Food versus fuel Food Versus Feed and Fuel: Percentages on the map show whether most of the calories in a region’s crops go directly to human consumption (green) or go to animal feed and biofuels (purple). Only 55 percent of the world’s food-crop calories directly nourish people. We get another 4 percent indirectly by eating meat, dairy, or eggs from animals raised on feed. (Graphics and map by Virginia W. Mason and Jason Treat, NGM Staff. Source: Global Landscapes Initiative, Institute on the Environment, University of Minnesota.) Click here to view a full version of the map.

Step Four: Shift Diets

National Geographic National Geographic (Credit: National Geographic)

DD: This question of how much meat and what kind? When you take a look at what our crops are being grown for -- if you look, for example, around the world, 55 percent of crops are grown to feed people, and 45 percent or the remainder are grown to feed livestock and for things like energy.

If you're trying to get more calories to people, the question is how much meat? What kind: beef, chicken or pork? How much of that can we afford to feed when we know that, for example, a pound of beef might take 10 pounds of grain, a pound of chicken might take 4 pounds of grain, fish can take slightly over a pound?

In one sense, as an individual, you could decide, "Well, I'm going to eat less beef and eat more fish." By doing that, you reduce the amount of land, water and energy that are being devoted to provide for what you put in your market basket.

If you take a look at an acre of corn, for example, in round numbers in the U.S., this is not sweet corn, this is field corn. When you're traveling across Iowa or Illinois, you see it in large fields. About half of that goes to feed cattle. About a quarter goes now to feed cars. Most of the rest goes to create what's called high-fructose corn syrup, which is sugar.

That's something to think about because to think that we're growing this stuff to feed people -- actually these feed-grade corns are not really specifically designed to feed to people. So if you were going to change the use of the landscape, you're going to have to grow a different kind of crop.

Pigs At the Nutribras pig farm in Mato Grosso, Brazil, sows are confined to sectioned crates that allow a mother to suckle her piglets without accidentally crushing them. Hog farms can be big polluters -- the average 200-pound pig produces 13 pounds of manure a day -- but Nutribras recycles waste as fertilizer and methane power. Photo: © George Steinmetz / National Geographic

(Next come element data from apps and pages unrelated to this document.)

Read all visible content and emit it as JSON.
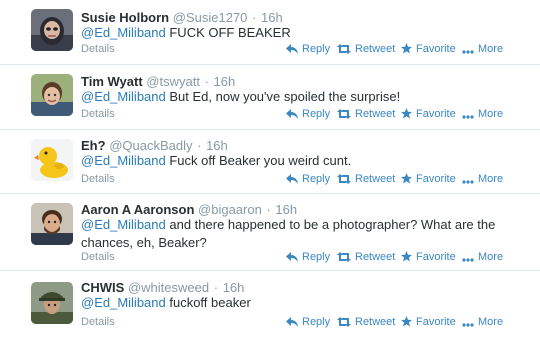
{
  "colors": {
    "link": "#2b7bb9",
    "action": "#3b88c3",
    "muted": "#8899a6",
    "text": "#292f33",
    "divider": "#e1e8ed"
  },
  "tweets": [
    {
      "name": "Susie Holborn",
      "handle": "@Susie1270",
      "separator": "·",
      "time": "16h",
      "mention": "@Ed_Miliband",
      "text": " FUCK OFF BEAKER",
      "avatar_icon": "avatar-photo-woman-icon"
    },
    {
      "name": "Tim Wyatt",
      "handle": "@tswyatt",
      "separator": "·",
      "time": "16h",
      "mention": "@Ed_Miliband",
      "text": " But Ed, now you've spoiled the surprise!",
      "avatar_icon": "avatar-photo-man-icon"
    },
    {
      "name": "Eh?",
      "handle": "@QuackBadly",
      "separator": "·",
      "time": "16h",
      "mention": "@Ed_Miliband",
      "text": " Fuck off Beaker you weird cunt.",
      "avatar_icon": "avatar-rubber-duck-icon"
    },
    {
      "name": "Aaron A Aaronson",
      "handle": "@bigaaron",
      "separator": "·",
      "time": "16h",
      "mention": "@Ed_Miliband",
      "text": " and there happened to be a photographer? What are the chances, eh, Beaker?",
      "avatar_icon": "avatar-photo-man-beard-icon"
    },
    {
      "name": "CHWIS",
      "handle": "@whitesweed",
      "separator": "·",
      "time": "16h",
      "mention": "@Ed_Miliband",
      "text": " fuckoff beaker",
      "avatar_icon": "avatar-photo-man-cap-icon"
    }
  ],
  "actions": {
    "details": "Details",
    "reply": "Reply",
    "retweet": "Retweet",
    "favorite": "Favorite",
    "more": "More"
  }
}
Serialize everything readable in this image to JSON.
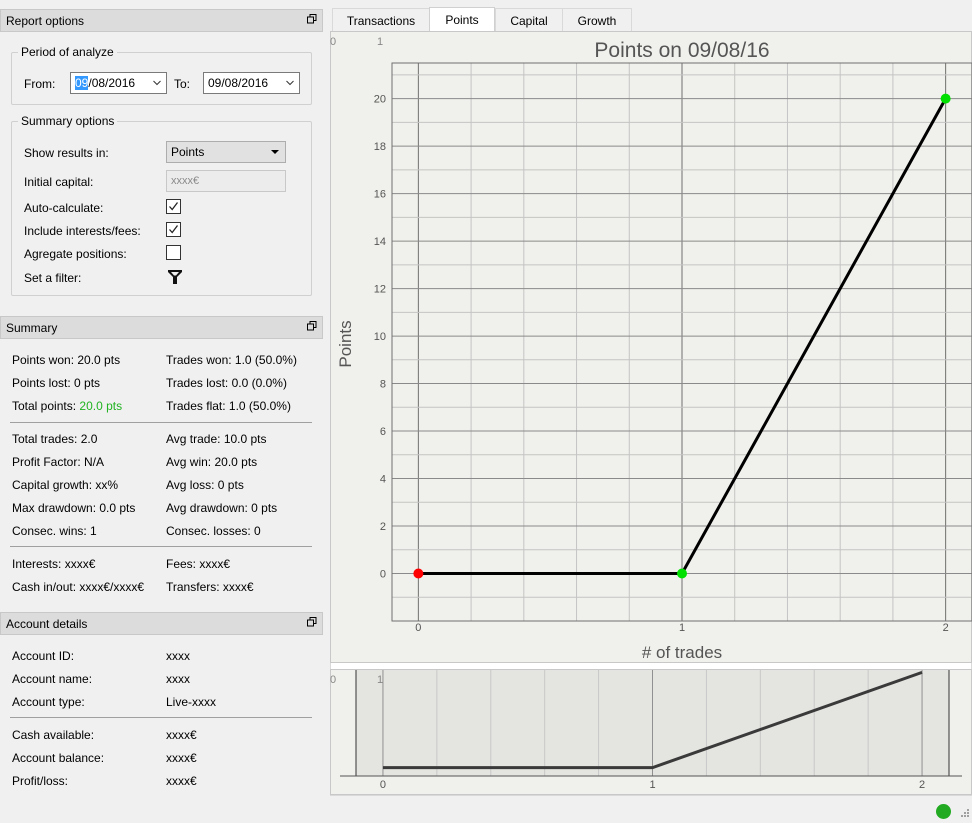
{
  "report_options": {
    "title": "Report options",
    "period": {
      "title": "Period of analyze",
      "from_label": "From:",
      "from_value_sel": "09",
      "from_value_rest": "/08/2016",
      "to_label": "To:",
      "to_value": "09/08/2016"
    },
    "summary_options": {
      "title": "Summary options",
      "show_results_label": "Show results in:",
      "show_results_value": "Points",
      "initial_capital_label": "Initial capital:",
      "initial_capital_placeholder": "xxxx€",
      "auto_calc_label": "Auto-calculate:",
      "auto_calc_checked": true,
      "include_interests_label": "Include interests/fees:",
      "include_interests_checked": true,
      "aggregate_label": "Agregate positions:",
      "aggregate_checked": false,
      "filter_label": "Set a filter:"
    }
  },
  "summary": {
    "title": "Summary",
    "points_won": "Points won: 20.0 pts",
    "trades_won": "Trades won: 1.0 (50.0%)",
    "points_lost": "Points lost: 0 pts",
    "trades_lost": "Trades lost: 0.0 (0.0%)",
    "total_points_label": "Total points:",
    "total_points_value": "20.0 pts",
    "trades_flat": "Trades flat: 1.0 (50.0%)",
    "total_trades": "Total trades: 2.0",
    "avg_trade": "Avg trade: 10.0 pts",
    "profit_factor": "Profit Factor: N/A",
    "avg_win": "Avg win: 20.0 pts",
    "capital_growth": "Capital growth: xx%",
    "avg_loss": "Avg loss: 0 pts",
    "max_drawdown": "Max drawdown: 0.0 pts",
    "avg_drawdown": "Avg drawdown: 0 pts",
    "consec_wins": "Consec. wins: 1",
    "consec_losses": "Consec. losses: 0",
    "interests": "Interests: xxxx€",
    "fees": "Fees: xxxx€",
    "cash_inout": "Cash in/out: xxxx€/xxxx€",
    "transfers": "Transfers: xxxx€"
  },
  "account": {
    "title": "Account details",
    "id_label": "Account ID:",
    "id_value": "xxxx",
    "name_label": "Account name:",
    "name_value": "xxxx",
    "type_label": "Account type:",
    "type_value": "Live-xxxx",
    "cash_label": "Cash available:",
    "cash_value": "xxxx€",
    "balance_label": "Account balance:",
    "balance_value": "xxxx€",
    "pl_label": "Profit/loss:",
    "pl_value": "xxxx€"
  },
  "tabs": [
    "Transactions",
    "Points",
    "Capital",
    "Growth"
  ],
  "active_tab": "Points",
  "chart_data": {
    "type": "line",
    "title": "Points on 09/08/16",
    "xlabel": "# of trades",
    "ylabel": "Points",
    "x": [
      0,
      1,
      2
    ],
    "y": [
      0,
      0,
      20
    ],
    "point_colors": [
      "#ff0000",
      "#00e000",
      "#00e000"
    ],
    "xlim": [
      -0.1,
      2.1
    ],
    "ylim": [
      -2,
      21.5
    ],
    "xticks": [
      0,
      1,
      2
    ],
    "yticks": [
      0,
      2,
      4,
      6,
      8,
      10,
      12,
      14,
      16,
      18,
      20
    ],
    "grid": true,
    "corner_labels": [
      "0",
      "1"
    ],
    "overview_corner_labels": [
      "0",
      "1"
    ],
    "overview_xticks": [
      0,
      1,
      2
    ]
  },
  "colors": {
    "status_indicator": "#22aa22",
    "positive": "#21b321"
  }
}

Step Five: Reduce Waste

DD: The last piece really is about reducing waste. There are two parts of this. On the front side, on the farm, production, marketing side, in many under-developed countries and nations that have poor roads, storage and refrigeration, a lot of food could be saved if we had better systems to capture the crop as it's coming off of the field and it's kept refrigerated, or we keep bugs and insects out of the grains. That has a huge impact. That's one kind of food waste that could make more food available for people.

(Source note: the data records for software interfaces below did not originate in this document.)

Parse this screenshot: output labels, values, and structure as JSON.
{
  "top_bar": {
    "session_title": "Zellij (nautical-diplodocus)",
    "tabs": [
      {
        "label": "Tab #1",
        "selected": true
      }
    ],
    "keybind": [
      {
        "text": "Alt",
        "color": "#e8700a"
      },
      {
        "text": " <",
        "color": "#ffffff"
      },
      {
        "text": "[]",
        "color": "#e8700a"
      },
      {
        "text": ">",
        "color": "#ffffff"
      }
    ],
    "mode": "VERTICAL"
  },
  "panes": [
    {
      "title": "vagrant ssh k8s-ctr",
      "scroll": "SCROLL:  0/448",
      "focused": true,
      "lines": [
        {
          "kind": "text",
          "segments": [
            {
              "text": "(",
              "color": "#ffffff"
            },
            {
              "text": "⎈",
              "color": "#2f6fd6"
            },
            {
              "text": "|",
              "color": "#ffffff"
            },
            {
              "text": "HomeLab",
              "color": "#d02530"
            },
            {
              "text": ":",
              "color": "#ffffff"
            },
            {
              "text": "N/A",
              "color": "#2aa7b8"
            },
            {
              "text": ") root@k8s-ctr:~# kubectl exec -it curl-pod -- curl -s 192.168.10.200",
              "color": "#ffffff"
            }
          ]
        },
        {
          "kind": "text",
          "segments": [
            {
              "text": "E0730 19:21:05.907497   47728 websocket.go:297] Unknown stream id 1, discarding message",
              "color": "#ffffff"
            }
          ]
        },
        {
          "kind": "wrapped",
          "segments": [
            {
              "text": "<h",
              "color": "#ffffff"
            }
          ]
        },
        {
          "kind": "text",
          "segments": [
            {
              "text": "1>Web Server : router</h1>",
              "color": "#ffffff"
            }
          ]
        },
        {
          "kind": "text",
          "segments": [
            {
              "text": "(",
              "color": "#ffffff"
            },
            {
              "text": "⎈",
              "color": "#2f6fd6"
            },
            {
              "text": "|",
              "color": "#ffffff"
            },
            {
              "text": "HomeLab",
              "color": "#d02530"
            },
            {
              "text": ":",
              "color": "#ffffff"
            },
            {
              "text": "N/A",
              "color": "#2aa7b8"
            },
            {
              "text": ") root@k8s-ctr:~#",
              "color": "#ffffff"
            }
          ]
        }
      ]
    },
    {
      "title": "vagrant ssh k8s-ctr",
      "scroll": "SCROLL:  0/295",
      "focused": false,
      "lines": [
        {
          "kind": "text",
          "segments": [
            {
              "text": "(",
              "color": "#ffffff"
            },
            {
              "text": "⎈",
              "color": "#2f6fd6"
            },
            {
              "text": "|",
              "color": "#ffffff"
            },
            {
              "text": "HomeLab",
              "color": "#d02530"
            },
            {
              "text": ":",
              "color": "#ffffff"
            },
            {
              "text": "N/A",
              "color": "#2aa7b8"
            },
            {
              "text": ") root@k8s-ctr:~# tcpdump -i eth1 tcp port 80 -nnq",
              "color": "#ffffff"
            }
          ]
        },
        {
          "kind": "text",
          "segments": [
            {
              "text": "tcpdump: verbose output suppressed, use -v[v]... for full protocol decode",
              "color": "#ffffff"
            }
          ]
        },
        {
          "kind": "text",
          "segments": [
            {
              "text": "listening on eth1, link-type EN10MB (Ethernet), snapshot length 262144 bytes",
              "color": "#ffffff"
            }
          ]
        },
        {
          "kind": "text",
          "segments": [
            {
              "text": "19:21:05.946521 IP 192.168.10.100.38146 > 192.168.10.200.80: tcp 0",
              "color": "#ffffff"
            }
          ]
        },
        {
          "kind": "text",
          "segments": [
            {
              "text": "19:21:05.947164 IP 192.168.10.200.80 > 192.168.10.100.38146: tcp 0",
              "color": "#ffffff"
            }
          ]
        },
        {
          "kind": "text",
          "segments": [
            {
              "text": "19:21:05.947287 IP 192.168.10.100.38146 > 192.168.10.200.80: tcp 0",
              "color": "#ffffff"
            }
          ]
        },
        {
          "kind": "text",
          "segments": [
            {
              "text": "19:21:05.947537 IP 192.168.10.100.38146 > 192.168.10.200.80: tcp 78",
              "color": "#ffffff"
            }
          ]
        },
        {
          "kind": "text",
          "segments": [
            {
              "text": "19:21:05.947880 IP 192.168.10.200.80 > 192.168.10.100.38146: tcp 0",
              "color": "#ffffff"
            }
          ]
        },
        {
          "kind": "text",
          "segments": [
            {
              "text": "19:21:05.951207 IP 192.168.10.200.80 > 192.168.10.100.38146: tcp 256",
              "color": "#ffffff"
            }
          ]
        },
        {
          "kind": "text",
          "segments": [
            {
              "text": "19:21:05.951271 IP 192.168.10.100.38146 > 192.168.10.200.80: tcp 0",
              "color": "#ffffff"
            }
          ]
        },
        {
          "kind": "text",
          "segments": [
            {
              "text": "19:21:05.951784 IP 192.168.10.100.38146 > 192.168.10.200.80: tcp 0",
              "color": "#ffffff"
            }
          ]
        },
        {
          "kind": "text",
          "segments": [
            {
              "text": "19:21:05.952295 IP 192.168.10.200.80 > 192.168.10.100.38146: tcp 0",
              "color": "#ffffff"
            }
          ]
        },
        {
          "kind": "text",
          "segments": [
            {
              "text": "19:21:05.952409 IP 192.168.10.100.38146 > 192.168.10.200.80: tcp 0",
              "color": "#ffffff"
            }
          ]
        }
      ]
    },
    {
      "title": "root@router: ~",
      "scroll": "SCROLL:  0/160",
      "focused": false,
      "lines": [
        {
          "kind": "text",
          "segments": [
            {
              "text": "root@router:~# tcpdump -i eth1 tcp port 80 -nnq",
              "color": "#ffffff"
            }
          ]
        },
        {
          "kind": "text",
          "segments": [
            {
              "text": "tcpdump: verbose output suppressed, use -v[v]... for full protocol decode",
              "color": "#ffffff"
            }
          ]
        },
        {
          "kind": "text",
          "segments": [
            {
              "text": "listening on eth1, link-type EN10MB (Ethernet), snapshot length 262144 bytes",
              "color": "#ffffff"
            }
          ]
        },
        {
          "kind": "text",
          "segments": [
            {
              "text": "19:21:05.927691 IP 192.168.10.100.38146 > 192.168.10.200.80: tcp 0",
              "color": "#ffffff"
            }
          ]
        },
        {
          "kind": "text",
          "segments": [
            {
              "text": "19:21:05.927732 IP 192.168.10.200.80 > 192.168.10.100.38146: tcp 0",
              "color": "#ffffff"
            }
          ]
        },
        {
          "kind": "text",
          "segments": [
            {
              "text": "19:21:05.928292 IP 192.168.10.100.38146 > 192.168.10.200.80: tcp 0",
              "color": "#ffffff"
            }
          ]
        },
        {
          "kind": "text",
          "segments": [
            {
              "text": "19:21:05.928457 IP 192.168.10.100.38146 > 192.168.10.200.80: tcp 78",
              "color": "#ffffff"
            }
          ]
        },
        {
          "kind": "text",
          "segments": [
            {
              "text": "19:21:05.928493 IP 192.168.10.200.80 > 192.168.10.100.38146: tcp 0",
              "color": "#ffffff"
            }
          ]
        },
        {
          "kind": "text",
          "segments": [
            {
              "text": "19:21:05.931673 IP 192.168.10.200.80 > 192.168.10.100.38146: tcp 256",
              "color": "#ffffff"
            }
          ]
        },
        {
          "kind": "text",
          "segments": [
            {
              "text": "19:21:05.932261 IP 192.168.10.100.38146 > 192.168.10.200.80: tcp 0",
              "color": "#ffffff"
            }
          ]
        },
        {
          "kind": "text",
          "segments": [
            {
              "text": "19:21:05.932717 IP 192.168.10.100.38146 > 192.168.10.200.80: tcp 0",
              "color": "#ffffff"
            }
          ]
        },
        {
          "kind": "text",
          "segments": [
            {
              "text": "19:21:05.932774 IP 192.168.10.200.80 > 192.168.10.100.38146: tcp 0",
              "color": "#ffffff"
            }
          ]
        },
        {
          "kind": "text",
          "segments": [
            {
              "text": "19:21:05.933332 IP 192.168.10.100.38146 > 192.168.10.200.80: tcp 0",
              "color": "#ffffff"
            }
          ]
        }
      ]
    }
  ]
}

But on the other side of that coin, when we look here in the U.S., anywhere from 40 to 50 percent of the food that we have available to us here in this country is thrown away.

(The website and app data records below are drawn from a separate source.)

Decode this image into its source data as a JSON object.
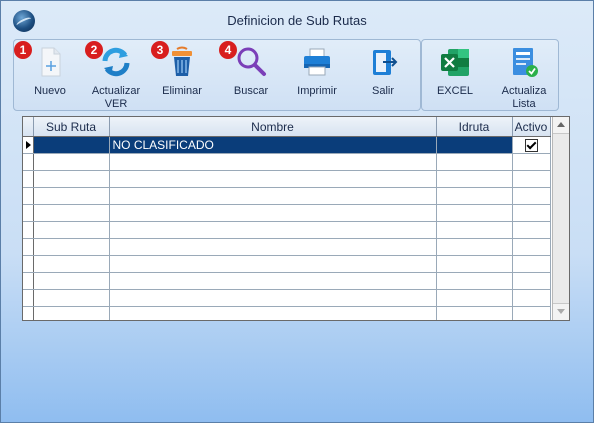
{
  "window": {
    "title": "Definicion de Sub Rutas"
  },
  "toolbar": {
    "buttons": [
      {
        "label": "Nuevo",
        "badge": "1",
        "icon": "new-document-icon"
      },
      {
        "label": "Actualizar VER",
        "badge": "2",
        "icon": "refresh-icon"
      },
      {
        "label": "Eliminar",
        "badge": "3",
        "icon": "trash-icon"
      },
      {
        "label": "Buscar",
        "badge": "4",
        "icon": "magnifier-icon"
      },
      {
        "label": "Imprimir",
        "icon": "printer-icon"
      },
      {
        "label": "Salir",
        "icon": "exit-door-icon"
      },
      {
        "label": "EXCEL",
        "icon": "excel-icon"
      },
      {
        "label": "Actualiza Lista",
        "icon": "update-list-icon"
      }
    ]
  },
  "grid": {
    "columns": [
      "Sub Ruta",
      "Nombre",
      "Idruta",
      "Activo"
    ],
    "rows": [
      {
        "sub_ruta": "",
        "nombre": "NO CLASIFICADO",
        "idruta": "",
        "activo": true
      }
    ]
  },
  "colors": {
    "accent": "#0a3d7a",
    "badge": "#d81e1e"
  }
}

Lynne Rossetto Kasper
Lynne Rossetto Kasper has won numerous awards as host of The Splendid Table, including two James Beard Foundation Awards (1998, 2008) for Best National Radio Show on Food, five Clarion Awards (2007, 2008, 2009, 2010, 2014) from Women in Communication, and a Gracie Allen Award in 2000 for Best Syndicated Talk Show.